DATA SUPPLIED START
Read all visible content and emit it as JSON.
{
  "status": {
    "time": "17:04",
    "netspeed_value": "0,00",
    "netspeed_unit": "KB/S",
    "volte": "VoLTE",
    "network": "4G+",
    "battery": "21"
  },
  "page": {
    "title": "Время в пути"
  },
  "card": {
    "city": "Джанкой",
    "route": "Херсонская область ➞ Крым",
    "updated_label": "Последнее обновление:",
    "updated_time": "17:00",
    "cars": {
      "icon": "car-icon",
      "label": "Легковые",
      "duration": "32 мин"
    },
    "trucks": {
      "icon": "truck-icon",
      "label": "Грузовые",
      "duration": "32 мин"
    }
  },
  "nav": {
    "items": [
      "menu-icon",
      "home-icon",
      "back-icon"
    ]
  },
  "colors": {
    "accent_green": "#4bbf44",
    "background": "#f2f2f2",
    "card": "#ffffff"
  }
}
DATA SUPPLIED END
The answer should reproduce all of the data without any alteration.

Read all visible content and emit it as JSON.
{
  "status": {
    "time": "17:04",
    "netspeed_value": "0,00",
    "netspeed_unit": "KB/S",
    "volte": "VoLTE",
    "network": "4G+",
    "battery": "21"
  },
  "page": {
    "title": "Время в пути"
  },
  "card": {
    "city": "Джанкой",
    "route": "Херсонская область ➞ Крым",
    "updated_label": "Последнее обновление:",
    "updated_time": "17:00",
    "cars": {
      "icon": "car-icon",
      "label": "Легковые",
      "duration": "32 мин"
    },
    "trucks": {
      "icon": "truck-icon",
      "label": "Грузовые",
      "duration": "32 мин"
    }
  },
  "nav": {
    "items": [
      "menu-icon",
      "home-icon",
      "back-icon"
    ]
  },
  "colors": {
    "accent_green": "#4bbf44",
    "background": "#f2f2f2",
    "card": "#ffffff"
  }
}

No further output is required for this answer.